Gardening Tips for Spring

Spring has sprung and everyone is back in their yards, tidying up for the Summer to come and with gardening comes a lot of repetitive bending or kneeling to plant and pull weeds or mow lawns. Gardening movements may bring on some old or new lower back pain or knee pain so I thought I’d put some simple tips together to help avoid common injuries.

1. Weeding

Most people will want to squat over or kneel but weeding is often a long arduous task (if you’ve seen my lawn, you’ll know why I don’t weed!) and long periods of kneeling or squatting bending over will often make the front of your knees feel stiff and tight. This is usually because your thigh muscles are tight. One of the things that may help is a kneeling pad (foam pad) or sitting on a small stool. This will help unload your joints. It’s also ideal to get up and have a little walk around every 20-30min and do a few lean backs for your lower back. If your thigh muscles are feeling tight using a massage stick to help relax the muscles before and after gardening can help to loosen them up.


2. Mowing lawns

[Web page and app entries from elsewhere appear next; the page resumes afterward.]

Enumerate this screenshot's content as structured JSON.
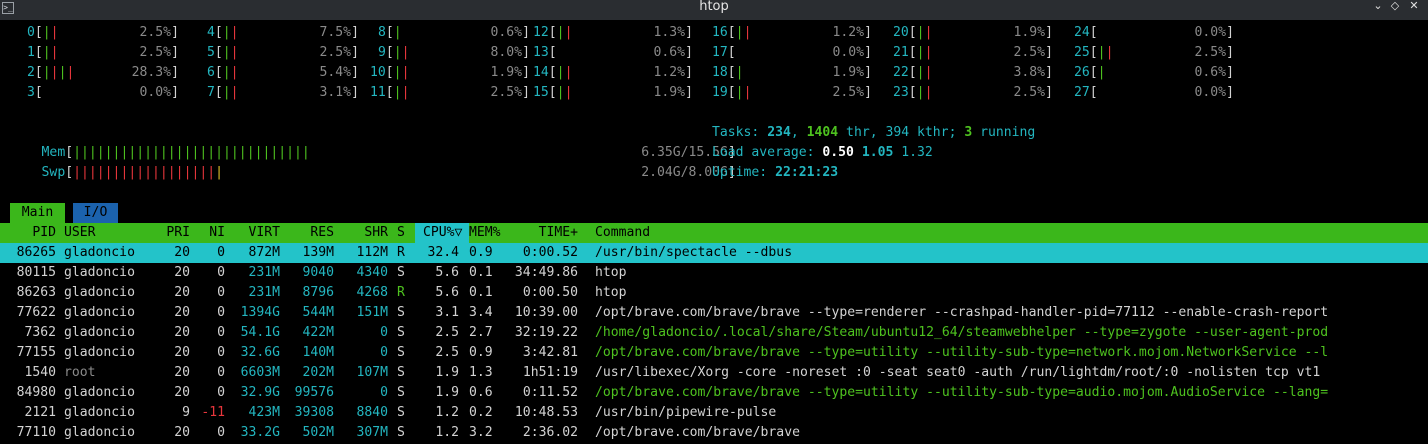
{
  "window": {
    "title": "htop",
    "icon": "terminal-icon"
  },
  "cpus": [
    {
      "id": "0",
      "bar": "||",
      "pct": "2.5%"
    },
    {
      "id": "1",
      "bar": "||",
      "pct": "2.5%"
    },
    {
      "id": "2",
      "bar": "||||",
      "pct": "28.3%"
    },
    {
      "id": "3",
      "bar": "",
      "pct": "0.0%"
    },
    {
      "id": "4",
      "bar": "||",
      "pct": "7.5%"
    },
    {
      "id": "5",
      "bar": "||",
      "pct": "2.5%"
    },
    {
      "id": "6",
      "bar": "||",
      "pct": "5.4%"
    },
    {
      "id": "7",
      "bar": "||",
      "pct": "3.1%"
    },
    {
      "id": "8",
      "bar": "|",
      "pct": "0.6%"
    },
    {
      "id": "9",
      "bar": "||",
      "pct": "8.0%"
    },
    {
      "id": "10",
      "bar": "||",
      "pct": "1.9%"
    },
    {
      "id": "11",
      "bar": "||",
      "pct": "2.5%"
    },
    {
      "id": "12",
      "bar": "||",
      "pct": "1.3%"
    },
    {
      "id": "13",
      "bar": "",
      "pct": "0.6%"
    },
    {
      "id": "14",
      "bar": "||",
      "pct": "1.2%"
    },
    {
      "id": "15",
      "bar": "||",
      "pct": "1.9%"
    },
    {
      "id": "16",
      "bar": "||",
      "pct": "1.2%"
    },
    {
      "id": "17",
      "bar": "",
      "pct": "0.0%"
    },
    {
      "id": "18",
      "bar": "|",
      "pct": "1.9%"
    },
    {
      "id": "19",
      "bar": "||",
      "pct": "2.5%"
    },
    {
      "id": "20",
      "bar": "||",
      "pct": "1.9%"
    },
    {
      "id": "21",
      "bar": "||",
      "pct": "2.5%"
    },
    {
      "id": "22",
      "bar": "||",
      "pct": "3.8%"
    },
    {
      "id": "23",
      "bar": "||",
      "pct": "2.5%"
    },
    {
      "id": "24",
      "bar": "",
      "pct": "0.0%"
    },
    {
      "id": "25",
      "bar": "||",
      "pct": "2.5%"
    },
    {
      "id": "26",
      "bar": "|",
      "pct": "0.6%"
    },
    {
      "id": "27",
      "bar": "",
      "pct": "0.0%"
    }
  ],
  "mem": {
    "label": "Mem",
    "value": "6.35G/15.5G",
    "fill": 0.41
  },
  "swp": {
    "label": "Swp",
    "value": "2.04G/8.00G",
    "fill": 0.26
  },
  "tasks": {
    "prefix": "Tasks: ",
    "count": "234",
    "sep1": ", ",
    "thr": "1404",
    "thr_label": " thr, ",
    "kthr": "394 kthr",
    "sep2": "; ",
    "running": "3",
    "running_label": " running"
  },
  "load": {
    "label": "Load average: ",
    "l1": "0.50",
    "l5": "1.05",
    "l15": "1.32"
  },
  "uptime": {
    "label": "Uptime: ",
    "value": "22:21:23"
  },
  "tabs": {
    "main": "Main",
    "io": "I/O"
  },
  "columns": {
    "pid": "PID",
    "user": "USER",
    "pri": "PRI",
    "ni": "NI",
    "virt": "VIRT",
    "res": "RES",
    "shr": "SHR",
    "s": "S",
    "cpu": "CPU%▽",
    "mem": "MEM%",
    "time": "TIME+",
    "command": "Command"
  },
  "processes": [
    {
      "pid": "86265",
      "user": "gladoncio",
      "pri": "20",
      "ni": "0",
      "virt": "872M",
      "res": "139M",
      "shr": "112M",
      "s": "R",
      "cpu": "32.4",
      "mem": "0.9",
      "time": "0:00.52",
      "command": "/usr/bin/spectacle --dbus"
    },
    {
      "pid": "80115",
      "user": "gladoncio",
      "pri": "20",
      "ni": "0",
      "virt": "231M",
      "res": "9040",
      "shr": "4340",
      "s": "S",
      "cpu": "5.6",
      "mem": "0.1",
      "time": "34:49.86",
      "command": "htop"
    },
    {
      "pid": "86263",
      "user": "gladoncio",
      "pri": "20",
      "ni": "0",
      "virt": "231M",
      "res": "8796",
      "shr": "4268",
      "s": "R",
      "cpu": "5.6",
      "mem": "0.1",
      "time": "0:00.50",
      "command": "htop"
    },
    {
      "pid": "77622",
      "user": "gladoncio",
      "pri": "20",
      "ni": "0",
      "virt": "1394G",
      "res": "544M",
      "shr": "151M",
      "s": "S",
      "cpu": "3.1",
      "mem": "3.4",
      "time": "10:39.00",
      "command": "/opt/brave.com/brave/brave --type=renderer --crashpad-handler-pid=77112 --enable-crash-report"
    },
    {
      "pid": "7362",
      "user": "gladoncio",
      "pri": "20",
      "ni": "0",
      "virt": "54.1G",
      "res": "422M",
      "shr": "0",
      "s": "S",
      "cpu": "2.5",
      "mem": "2.7",
      "time": "32:19.22",
      "command": "/home/gladoncio/.local/share/Steam/ubuntu12_64/steamwebhelper --type=zygote --user-agent-prod"
    },
    {
      "pid": "77155",
      "user": "gladoncio",
      "pri": "20",
      "ni": "0",
      "virt": "32.6G",
      "res": "140M",
      "shr": "0",
      "s": "S",
      "cpu": "2.5",
      "mem": "0.9",
      "time": "3:42.81",
      "command": "/opt/brave.com/brave/brave --type=utility --utility-sub-type=network.mojom.NetworkService --l"
    },
    {
      "pid": "1540",
      "user": "root",
      "pri": "20",
      "ni": "0",
      "virt": "6603M",
      "res": "202M",
      "shr": "107M",
      "s": "S",
      "cpu": "1.9",
      "mem": "1.3",
      "time": "1h51:19",
      "command": "/usr/libexec/Xorg -core -noreset :0 -seat seat0 -auth /run/lightdm/root/:0 -nolisten tcp vt1"
    },
    {
      "pid": "84980",
      "user": "gladoncio",
      "pri": "20",
      "ni": "0",
      "virt": "32.9G",
      "res": "99576",
      "shr": "0",
      "s": "S",
      "cpu": "1.9",
      "mem": "0.6",
      "time": "0:11.52",
      "command": "/opt/brave.com/brave/brave --type=utility --utility-sub-type=audio.mojom.AudioService --lang="
    },
    {
      "pid": "2121",
      "user": "gladoncio",
      "pri": "9",
      "ni": "-11",
      "virt": "423M",
      "res": "39308",
      "shr": "8840",
      "s": "S",
      "cpu": "1.2",
      "mem": "0.2",
      "time": "10:48.53",
      "command": "/usr/bin/pipewire-pulse"
    },
    {
      "pid": "77110",
      "user": "gladoncio",
      "pri": "20",
      "ni": "0",
      "virt": "33.2G",
      "res": "502M",
      "shr": "307M",
      "s": "S",
      "cpu": "1.2",
      "mem": "3.2",
      "time": "2:36.02",
      "command": "/opt/brave.com/brave/brave"
    }
  ],
  "colors": {
    "green": "#4ec21f",
    "red": "#e8363c",
    "cyan": "#23b6c0",
    "header": "#3bb71b",
    "selection": "#23c3c9",
    "io_tab": "#1b62ad"
  }
}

If you’ve got a traditional lawn mower and a luscious thick green lawn, think about your back posture when you lean over to push the mower and also when emptying the catcher. Think about bracing your lower abdominals, bending your knees and hinging from the hips. One way to feel if you can engage your lower abdominals  is to stand with your back against a wall, make sure you can feel your lower back against the wall and bring your ribs down so you can feel the back of the ribs against the wall as well, this should trigger your lower abdominals to switch on very gently. Try maintaining that feeling in your lower abs as you then hinge or bend forward from your hips away from the wall while also keeping your lower back in a neutral position.


The big three takeaways when gardening are

1. Take regular breaks – every 20-30min take 2-3min to change postures

2. Hinge from the hips

3. Use a foam pad or small squat stool if you’re going to be down low for extended periods of time

Bonus tip – slip, slop, slap!